§ EXERCISE INPUTS:
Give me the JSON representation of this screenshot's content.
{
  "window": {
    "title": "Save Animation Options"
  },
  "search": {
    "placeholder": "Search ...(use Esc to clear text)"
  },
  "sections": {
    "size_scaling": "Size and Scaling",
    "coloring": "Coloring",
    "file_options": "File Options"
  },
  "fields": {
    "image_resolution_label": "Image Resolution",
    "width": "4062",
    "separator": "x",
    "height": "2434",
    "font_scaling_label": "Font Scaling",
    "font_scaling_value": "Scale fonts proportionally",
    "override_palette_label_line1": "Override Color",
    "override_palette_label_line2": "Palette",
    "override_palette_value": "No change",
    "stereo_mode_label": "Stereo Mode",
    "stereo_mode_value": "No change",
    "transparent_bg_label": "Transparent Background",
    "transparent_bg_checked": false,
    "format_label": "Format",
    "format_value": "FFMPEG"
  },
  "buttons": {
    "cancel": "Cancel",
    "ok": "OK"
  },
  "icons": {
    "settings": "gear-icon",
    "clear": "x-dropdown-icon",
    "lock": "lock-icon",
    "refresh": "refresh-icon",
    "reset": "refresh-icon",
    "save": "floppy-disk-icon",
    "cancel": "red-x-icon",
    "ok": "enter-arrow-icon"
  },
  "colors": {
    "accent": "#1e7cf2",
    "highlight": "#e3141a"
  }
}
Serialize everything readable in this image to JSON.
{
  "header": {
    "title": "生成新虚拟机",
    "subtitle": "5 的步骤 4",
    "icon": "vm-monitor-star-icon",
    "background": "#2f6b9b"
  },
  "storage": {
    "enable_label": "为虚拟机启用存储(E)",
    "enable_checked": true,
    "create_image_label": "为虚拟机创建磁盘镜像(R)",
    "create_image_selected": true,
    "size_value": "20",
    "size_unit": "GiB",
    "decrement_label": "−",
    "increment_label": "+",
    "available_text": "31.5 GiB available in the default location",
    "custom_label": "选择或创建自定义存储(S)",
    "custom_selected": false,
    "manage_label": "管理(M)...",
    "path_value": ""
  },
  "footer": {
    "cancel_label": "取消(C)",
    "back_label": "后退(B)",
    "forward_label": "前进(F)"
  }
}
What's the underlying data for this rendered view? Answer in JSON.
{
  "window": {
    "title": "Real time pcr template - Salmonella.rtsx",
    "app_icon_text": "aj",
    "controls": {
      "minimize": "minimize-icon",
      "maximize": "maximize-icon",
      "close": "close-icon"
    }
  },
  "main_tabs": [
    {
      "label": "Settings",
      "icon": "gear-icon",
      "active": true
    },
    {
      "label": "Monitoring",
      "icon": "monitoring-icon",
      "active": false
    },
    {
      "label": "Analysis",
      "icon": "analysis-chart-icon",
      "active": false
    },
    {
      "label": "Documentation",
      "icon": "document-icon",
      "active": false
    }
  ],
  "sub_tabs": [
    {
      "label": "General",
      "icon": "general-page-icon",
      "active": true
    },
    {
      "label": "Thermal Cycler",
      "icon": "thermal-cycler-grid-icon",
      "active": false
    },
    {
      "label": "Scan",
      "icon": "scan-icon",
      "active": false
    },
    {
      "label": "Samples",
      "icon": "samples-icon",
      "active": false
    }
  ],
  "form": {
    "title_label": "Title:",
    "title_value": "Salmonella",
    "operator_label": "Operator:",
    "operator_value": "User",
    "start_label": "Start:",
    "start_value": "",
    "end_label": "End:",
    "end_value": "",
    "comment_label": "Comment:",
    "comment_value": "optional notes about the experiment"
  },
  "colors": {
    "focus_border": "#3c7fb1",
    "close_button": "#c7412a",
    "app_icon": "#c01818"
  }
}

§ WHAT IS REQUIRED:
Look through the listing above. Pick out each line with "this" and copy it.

§ OUTPUT OF THE EXERCISE:
Give me the JSON representation of this screenshot's content.
Serialize everything readable in this image to JSON.
What's the underlying data for this rendered view? Answer in JSON.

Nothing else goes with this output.